       A chamber choir sings a 15c polyphonic piece along with, and tuning to, the piano: you can hear all the parts distinctly all the way through. When it's finished it takes 15 seconds for the echos to die out.   
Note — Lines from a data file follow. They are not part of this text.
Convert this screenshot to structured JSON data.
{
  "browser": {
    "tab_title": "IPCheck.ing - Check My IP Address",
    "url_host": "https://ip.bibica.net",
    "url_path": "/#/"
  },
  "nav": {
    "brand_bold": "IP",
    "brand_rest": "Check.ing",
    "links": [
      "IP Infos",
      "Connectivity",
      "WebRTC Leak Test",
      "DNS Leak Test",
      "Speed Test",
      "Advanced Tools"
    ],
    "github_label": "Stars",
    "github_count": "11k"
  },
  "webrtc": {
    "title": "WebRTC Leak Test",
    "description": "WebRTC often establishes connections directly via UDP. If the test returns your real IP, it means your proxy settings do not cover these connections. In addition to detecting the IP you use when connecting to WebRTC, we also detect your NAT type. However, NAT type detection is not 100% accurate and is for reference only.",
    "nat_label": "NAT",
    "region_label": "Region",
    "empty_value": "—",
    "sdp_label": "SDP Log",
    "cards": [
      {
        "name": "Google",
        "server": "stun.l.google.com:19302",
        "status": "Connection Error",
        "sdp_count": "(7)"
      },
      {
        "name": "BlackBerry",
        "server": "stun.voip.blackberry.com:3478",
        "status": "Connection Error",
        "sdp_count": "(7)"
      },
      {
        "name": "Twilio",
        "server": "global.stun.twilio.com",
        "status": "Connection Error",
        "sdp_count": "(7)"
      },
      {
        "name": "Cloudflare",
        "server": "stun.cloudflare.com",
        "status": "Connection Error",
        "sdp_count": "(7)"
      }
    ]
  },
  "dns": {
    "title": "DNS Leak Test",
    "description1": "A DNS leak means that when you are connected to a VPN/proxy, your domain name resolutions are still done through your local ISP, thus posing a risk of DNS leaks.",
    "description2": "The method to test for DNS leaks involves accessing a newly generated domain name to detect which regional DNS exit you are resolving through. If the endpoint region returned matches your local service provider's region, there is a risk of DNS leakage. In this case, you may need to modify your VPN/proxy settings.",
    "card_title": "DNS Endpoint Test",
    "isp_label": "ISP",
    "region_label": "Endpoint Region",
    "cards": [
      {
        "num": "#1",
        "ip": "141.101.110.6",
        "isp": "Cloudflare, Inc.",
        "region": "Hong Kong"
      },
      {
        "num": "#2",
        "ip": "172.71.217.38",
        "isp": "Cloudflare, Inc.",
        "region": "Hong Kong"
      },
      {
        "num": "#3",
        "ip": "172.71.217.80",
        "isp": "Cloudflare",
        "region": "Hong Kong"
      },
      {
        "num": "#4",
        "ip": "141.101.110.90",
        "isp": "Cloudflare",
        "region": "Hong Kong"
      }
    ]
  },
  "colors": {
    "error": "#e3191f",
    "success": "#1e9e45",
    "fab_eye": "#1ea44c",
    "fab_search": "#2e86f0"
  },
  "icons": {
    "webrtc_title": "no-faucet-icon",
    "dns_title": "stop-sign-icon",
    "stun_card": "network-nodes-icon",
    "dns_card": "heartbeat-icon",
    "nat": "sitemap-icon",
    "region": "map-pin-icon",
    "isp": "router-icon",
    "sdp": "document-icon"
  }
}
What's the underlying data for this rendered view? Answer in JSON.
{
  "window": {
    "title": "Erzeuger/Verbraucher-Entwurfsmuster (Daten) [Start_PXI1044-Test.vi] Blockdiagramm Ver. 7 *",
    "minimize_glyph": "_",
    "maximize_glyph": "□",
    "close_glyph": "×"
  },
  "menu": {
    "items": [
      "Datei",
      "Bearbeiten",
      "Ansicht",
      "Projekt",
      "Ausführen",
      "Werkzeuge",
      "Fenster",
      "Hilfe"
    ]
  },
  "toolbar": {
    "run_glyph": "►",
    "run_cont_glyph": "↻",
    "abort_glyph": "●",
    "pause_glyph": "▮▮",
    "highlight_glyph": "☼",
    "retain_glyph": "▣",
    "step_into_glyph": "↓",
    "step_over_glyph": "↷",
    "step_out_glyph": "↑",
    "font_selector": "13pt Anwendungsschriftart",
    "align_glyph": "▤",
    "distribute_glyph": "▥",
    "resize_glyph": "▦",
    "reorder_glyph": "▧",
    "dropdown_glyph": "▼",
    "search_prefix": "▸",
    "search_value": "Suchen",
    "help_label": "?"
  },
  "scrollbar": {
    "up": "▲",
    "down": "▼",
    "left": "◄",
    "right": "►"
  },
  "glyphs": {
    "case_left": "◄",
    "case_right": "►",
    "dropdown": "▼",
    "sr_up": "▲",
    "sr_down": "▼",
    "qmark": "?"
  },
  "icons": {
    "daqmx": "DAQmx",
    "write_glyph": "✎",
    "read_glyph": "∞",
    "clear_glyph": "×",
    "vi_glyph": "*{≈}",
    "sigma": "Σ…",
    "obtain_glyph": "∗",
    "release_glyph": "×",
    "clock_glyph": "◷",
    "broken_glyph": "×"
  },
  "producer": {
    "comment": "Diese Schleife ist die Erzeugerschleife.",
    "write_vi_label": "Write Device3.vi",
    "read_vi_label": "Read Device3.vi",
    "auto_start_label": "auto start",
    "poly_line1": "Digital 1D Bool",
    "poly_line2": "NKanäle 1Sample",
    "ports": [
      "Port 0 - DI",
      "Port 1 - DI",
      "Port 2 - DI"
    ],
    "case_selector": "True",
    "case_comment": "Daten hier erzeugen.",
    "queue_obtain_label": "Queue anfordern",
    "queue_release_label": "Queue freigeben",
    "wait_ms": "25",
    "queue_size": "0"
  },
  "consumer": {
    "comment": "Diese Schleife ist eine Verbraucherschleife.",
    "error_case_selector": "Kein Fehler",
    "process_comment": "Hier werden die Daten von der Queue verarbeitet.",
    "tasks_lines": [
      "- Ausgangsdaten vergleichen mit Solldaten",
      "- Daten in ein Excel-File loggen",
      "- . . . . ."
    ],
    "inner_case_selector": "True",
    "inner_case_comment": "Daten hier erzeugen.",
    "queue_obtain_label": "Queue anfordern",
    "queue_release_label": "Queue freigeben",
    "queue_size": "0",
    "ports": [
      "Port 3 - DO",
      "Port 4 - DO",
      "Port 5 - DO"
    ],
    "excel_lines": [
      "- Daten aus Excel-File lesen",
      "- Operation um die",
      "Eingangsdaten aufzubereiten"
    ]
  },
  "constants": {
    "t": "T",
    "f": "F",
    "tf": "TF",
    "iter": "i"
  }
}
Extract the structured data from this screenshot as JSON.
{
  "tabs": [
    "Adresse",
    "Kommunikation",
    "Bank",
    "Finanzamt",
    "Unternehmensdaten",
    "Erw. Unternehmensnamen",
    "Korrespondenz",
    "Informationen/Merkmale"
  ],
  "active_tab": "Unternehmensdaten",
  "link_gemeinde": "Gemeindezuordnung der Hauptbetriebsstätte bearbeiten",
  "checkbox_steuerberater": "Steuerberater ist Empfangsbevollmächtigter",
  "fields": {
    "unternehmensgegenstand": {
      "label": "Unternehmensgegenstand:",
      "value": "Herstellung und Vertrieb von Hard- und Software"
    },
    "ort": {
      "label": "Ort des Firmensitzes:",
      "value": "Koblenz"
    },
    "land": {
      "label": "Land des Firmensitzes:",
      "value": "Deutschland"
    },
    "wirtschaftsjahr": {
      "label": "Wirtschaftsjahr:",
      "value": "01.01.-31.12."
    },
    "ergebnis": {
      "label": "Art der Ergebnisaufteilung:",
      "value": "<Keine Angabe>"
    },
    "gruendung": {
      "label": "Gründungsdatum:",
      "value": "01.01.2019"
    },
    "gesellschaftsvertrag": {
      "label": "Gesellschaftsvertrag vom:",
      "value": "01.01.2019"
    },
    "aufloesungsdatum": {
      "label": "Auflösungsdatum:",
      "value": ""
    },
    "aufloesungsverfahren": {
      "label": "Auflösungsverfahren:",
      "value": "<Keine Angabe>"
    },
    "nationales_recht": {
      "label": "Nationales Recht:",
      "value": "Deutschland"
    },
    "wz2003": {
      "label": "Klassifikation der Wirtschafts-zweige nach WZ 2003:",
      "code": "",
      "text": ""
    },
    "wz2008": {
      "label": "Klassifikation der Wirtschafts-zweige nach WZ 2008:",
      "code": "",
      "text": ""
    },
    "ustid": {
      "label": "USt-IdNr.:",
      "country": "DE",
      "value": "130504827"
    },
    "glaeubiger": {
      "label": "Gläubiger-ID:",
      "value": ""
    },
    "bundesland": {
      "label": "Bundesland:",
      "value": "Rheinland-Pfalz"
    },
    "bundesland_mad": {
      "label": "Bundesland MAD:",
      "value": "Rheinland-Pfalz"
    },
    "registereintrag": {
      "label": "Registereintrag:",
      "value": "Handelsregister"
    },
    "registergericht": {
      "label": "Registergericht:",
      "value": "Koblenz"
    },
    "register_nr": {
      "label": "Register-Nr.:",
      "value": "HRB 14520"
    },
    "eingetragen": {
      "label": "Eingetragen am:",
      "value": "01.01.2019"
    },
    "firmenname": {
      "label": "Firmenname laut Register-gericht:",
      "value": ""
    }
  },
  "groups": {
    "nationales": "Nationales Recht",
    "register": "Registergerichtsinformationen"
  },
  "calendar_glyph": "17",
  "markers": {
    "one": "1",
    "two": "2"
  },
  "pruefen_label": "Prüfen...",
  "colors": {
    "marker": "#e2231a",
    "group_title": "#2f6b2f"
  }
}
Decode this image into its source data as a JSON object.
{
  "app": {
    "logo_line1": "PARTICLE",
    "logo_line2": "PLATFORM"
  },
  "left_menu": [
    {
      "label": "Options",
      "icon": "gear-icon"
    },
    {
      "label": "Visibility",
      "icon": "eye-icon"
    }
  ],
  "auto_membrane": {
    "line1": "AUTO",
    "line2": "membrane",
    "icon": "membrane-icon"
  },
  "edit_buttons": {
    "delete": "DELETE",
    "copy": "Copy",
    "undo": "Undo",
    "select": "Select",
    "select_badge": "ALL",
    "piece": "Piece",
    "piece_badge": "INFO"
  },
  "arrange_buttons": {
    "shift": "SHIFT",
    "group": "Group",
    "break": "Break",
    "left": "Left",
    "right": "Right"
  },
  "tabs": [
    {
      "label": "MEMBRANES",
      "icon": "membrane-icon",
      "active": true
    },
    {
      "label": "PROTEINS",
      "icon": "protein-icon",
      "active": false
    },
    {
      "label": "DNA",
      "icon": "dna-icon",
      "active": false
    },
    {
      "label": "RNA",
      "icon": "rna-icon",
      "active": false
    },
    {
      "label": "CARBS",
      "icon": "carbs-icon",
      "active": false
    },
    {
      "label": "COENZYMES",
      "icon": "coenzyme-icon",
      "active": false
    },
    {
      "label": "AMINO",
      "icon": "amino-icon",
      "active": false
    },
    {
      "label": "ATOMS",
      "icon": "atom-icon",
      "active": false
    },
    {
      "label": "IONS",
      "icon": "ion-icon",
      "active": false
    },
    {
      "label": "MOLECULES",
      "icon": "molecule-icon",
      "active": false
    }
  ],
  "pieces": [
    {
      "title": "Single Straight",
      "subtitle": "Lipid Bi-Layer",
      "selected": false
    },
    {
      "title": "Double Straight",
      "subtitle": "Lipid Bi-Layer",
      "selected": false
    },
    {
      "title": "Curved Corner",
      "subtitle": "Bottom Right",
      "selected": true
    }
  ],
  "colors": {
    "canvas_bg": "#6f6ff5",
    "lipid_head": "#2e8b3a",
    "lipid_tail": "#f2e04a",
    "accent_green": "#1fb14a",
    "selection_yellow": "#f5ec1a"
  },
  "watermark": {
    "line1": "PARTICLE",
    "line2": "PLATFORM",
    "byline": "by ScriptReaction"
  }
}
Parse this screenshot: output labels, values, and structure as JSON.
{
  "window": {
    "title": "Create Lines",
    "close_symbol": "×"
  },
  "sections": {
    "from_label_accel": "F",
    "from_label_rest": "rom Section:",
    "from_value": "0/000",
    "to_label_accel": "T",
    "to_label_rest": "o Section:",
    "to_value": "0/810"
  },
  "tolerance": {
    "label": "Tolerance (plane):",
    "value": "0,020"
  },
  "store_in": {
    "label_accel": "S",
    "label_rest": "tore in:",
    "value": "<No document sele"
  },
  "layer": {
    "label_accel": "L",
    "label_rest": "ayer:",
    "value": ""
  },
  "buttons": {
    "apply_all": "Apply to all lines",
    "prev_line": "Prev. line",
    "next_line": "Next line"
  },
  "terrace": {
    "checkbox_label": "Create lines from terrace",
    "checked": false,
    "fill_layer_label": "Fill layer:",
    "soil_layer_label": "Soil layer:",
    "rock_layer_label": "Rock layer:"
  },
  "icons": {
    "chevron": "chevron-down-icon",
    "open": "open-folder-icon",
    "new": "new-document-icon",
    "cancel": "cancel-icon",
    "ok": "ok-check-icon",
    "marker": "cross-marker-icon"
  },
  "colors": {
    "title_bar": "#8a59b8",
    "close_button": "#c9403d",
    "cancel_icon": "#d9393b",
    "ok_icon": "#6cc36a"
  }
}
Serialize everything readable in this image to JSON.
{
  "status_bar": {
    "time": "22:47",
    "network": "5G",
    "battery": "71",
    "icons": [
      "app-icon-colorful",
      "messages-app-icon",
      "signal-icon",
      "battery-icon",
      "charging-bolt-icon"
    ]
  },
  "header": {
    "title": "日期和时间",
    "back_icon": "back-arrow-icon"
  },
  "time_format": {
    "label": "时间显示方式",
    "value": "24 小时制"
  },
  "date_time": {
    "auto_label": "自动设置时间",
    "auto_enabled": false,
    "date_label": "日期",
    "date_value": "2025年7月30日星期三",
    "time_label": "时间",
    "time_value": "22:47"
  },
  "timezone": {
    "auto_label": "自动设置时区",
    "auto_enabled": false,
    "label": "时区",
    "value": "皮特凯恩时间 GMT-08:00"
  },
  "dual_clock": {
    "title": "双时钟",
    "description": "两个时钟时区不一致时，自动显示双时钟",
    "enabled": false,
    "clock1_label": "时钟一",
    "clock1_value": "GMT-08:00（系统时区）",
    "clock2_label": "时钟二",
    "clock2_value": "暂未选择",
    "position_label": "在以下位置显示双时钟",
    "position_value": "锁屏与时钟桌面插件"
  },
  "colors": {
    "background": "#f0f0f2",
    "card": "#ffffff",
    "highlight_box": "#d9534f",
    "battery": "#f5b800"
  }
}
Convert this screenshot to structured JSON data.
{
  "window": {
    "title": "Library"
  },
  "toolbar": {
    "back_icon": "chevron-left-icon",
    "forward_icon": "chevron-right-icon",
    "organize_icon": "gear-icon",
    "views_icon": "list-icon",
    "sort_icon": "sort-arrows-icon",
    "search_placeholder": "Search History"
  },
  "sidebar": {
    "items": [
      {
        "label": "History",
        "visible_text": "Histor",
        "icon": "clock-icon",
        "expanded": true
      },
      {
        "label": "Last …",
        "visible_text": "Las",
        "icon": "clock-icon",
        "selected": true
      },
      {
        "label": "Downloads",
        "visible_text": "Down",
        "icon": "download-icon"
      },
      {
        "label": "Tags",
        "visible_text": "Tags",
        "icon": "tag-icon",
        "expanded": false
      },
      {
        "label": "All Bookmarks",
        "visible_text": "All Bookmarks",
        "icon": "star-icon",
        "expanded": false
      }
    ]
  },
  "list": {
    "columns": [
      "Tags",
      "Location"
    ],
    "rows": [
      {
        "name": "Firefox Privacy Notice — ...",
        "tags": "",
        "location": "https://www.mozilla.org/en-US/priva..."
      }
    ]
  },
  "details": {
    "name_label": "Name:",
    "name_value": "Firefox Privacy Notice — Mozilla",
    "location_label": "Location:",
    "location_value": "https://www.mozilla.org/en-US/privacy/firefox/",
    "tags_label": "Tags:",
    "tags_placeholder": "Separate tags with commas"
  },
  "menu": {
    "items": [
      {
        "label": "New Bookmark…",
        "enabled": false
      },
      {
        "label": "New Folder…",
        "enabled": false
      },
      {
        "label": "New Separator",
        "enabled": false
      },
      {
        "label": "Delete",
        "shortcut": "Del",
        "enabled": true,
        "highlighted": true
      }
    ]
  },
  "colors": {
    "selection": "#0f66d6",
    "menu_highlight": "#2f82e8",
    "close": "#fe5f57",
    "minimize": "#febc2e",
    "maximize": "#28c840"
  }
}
       Same song, same volume, but acapella: now throughout the piece there's extra notes coming in from nowhere and during some portions you can't distinguish the individual parts at all. When it's finished it takes over half a minute to fade away (I've clocked it).
FlyingToaster, Apr 07 2012
  

       ... And it's not new. As I said, it even has a name: adaptive intonation.
spidermother, Apr 07 2012
  

       [flying screensaver] and [spidermother] of course you are both right. I still want to give a [+] to mitxela for 'effort.'
sqeaketh the wheel, Apr 07 2012
  

       just [screensaver] will do fine :)
FlyingToaster, Apr 07 2012
  

       I wanted to use your 'formal' name.
sqeaketh the wheel, Apr 07 2012
  

       Of course we're right :-). But it's an interesting topic, and not WKTE.
spidermother, Apr 07 2012
  

       Would be more interesting if it were implemented by a mechanical interlock actuated by the combined keypresses of each chord, which move little shifting bridges under each string.
pocmloc, Apr 07 2012
  
      
[annotate]
  


 

back: main index

business  computer  culture  fashion  food  halfbakery  home  other  product  public  science  sport  vehicle